DULUTH -- A concern was brought forth during the Duluth city council's work session Monday about contracts handed out by the city for certain events.
Currently, state criminal law and the city's ethics ordinance restrict city officials from entering into certain types of contracts with the city.
The request put forth by the city attorney was to eliminate the contract requirement for vendors at city events.
However, a few of the council members raised concerns about a conflict of interest for elected officials and city employees.
"We don't need to have elected officials or full-time employees allowed to enter into a contract with the city," said councilman Jim Dugan. "We've seen a lot of other cities around this country where underhanded things are happening and I don't want that to happen to Duluth."
Not only did the thinking go on as far as elected officials and full-time employees, but also their spouses.
"We don't want it to seem like we're favoring certain people over others," Dugan said. "It's all a matter of perception."
The one exception was for appointed officials, who basically volunteer their time for the city.
Councilman Billy Jones stressed that the city could run into a problem for people volunteering their time to serve on committees if they couldn't be allowed to provide goods and services at city sponsored events using their own businesses.
Other items discussed on the agenda include:
The ordinance of rezoning for the Korean Church of Atlanta, which was tabled at the Feb. 13 city council meeting, was presented again with the changes requested by the city council. The concern over the amount trees on the property is no longer a concern after city council members saw the property and, although there is a lot of greenery, it's more shrubbery than anything else. Twenty parking spots will also be included on the property just off Summit Ridge Parkway, while pedestrian traffic will use already installed crosswalks to get across the street. Safety issues in terms of parking were brought up by the city council, but members representing the church agreed to take the council's request and make them happen.
More than 600 properties will see a change in their flood zone rate as the Federal Emergency Management Agency recently redrew its Flood Insurance Rate Maps.

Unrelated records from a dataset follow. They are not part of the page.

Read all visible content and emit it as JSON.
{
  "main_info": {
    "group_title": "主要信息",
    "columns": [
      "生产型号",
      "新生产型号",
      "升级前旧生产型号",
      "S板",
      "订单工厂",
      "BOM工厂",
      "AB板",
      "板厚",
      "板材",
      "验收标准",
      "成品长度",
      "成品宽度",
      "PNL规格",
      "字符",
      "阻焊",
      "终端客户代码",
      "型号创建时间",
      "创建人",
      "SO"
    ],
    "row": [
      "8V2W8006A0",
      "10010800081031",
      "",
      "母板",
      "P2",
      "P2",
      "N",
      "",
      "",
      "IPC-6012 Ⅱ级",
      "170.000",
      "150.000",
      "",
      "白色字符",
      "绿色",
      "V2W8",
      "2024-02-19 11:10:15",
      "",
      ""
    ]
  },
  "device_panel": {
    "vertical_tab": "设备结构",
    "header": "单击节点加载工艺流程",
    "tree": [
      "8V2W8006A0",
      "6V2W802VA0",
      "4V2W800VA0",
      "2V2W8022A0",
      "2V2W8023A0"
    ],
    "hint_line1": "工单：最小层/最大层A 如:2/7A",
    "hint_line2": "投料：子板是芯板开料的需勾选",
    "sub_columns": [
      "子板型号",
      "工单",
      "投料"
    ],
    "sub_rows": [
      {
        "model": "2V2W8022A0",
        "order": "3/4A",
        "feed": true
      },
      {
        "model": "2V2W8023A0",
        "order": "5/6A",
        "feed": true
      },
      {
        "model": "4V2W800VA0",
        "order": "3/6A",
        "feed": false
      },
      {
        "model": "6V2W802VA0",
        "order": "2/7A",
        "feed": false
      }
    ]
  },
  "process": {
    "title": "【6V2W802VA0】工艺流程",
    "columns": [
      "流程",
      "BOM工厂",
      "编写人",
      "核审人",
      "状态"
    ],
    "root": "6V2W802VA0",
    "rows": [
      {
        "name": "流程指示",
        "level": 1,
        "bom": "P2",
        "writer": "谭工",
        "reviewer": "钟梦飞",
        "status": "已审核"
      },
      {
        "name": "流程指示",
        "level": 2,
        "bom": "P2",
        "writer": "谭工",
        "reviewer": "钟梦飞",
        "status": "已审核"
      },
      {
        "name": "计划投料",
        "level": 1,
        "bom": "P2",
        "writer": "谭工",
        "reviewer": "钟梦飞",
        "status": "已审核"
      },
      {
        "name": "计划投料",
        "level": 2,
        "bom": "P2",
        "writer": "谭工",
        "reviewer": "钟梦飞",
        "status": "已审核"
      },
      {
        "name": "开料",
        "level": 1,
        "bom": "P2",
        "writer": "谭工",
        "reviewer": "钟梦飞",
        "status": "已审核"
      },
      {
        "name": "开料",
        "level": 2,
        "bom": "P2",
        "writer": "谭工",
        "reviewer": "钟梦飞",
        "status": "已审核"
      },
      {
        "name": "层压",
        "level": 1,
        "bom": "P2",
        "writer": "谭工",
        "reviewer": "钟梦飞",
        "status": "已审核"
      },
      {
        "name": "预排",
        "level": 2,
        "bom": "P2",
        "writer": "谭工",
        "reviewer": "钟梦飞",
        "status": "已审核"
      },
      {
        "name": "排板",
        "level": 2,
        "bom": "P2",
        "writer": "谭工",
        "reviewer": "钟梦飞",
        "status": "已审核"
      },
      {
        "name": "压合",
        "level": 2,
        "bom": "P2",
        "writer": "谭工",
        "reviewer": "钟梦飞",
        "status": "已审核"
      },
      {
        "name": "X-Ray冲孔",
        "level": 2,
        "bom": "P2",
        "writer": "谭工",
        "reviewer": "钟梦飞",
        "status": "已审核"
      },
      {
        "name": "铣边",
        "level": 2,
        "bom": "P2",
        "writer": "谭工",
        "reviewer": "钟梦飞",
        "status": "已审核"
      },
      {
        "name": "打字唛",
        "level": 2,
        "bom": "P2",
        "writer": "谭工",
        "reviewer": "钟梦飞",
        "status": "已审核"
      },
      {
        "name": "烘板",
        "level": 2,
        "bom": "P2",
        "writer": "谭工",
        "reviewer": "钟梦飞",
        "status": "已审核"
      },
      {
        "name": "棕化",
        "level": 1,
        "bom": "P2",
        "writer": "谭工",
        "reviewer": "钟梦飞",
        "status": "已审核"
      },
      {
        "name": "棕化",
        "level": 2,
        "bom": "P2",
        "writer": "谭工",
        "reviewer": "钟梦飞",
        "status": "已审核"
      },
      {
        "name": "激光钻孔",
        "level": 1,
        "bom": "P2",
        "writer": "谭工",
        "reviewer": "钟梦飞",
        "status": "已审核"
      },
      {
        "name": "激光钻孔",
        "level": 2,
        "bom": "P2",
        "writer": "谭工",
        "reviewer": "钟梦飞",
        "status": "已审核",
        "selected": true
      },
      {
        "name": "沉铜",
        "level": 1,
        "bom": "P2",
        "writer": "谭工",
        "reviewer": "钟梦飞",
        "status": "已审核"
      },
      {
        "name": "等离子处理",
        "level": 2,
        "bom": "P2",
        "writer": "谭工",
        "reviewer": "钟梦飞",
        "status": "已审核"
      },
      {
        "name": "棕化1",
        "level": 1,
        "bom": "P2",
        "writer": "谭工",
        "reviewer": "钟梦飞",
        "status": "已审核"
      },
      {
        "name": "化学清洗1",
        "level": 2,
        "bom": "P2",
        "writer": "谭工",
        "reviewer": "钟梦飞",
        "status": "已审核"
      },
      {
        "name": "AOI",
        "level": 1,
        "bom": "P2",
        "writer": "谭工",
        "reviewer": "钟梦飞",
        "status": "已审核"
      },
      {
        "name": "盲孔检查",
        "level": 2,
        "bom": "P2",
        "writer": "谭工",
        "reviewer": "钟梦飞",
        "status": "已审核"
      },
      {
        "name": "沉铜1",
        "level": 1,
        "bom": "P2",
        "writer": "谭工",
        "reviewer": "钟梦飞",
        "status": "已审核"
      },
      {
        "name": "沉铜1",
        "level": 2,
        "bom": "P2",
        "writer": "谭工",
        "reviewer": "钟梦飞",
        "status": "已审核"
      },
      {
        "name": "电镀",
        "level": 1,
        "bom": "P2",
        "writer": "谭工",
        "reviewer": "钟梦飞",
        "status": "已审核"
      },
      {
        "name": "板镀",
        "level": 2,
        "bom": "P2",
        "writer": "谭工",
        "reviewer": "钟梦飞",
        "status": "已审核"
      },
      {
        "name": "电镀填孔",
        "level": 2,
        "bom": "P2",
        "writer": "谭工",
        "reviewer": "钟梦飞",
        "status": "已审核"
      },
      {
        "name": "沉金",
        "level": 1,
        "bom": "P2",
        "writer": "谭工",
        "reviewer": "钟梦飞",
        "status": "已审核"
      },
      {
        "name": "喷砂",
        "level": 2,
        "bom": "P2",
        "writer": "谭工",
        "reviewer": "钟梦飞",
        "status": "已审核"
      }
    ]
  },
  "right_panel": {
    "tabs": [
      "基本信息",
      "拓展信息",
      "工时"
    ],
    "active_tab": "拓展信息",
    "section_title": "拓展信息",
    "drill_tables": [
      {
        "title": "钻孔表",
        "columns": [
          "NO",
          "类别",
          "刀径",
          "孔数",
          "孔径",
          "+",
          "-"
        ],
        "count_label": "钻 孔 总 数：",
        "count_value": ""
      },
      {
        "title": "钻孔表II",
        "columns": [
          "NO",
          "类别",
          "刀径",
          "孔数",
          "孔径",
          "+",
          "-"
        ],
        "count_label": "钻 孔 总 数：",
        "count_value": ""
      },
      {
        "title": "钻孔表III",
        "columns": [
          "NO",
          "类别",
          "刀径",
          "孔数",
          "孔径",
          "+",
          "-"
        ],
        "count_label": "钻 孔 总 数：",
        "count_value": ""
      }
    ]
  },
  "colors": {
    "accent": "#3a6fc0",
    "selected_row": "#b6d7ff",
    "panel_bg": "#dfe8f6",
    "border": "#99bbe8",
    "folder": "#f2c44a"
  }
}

Those residents have been informed and have been asked to submit appeals before June 9.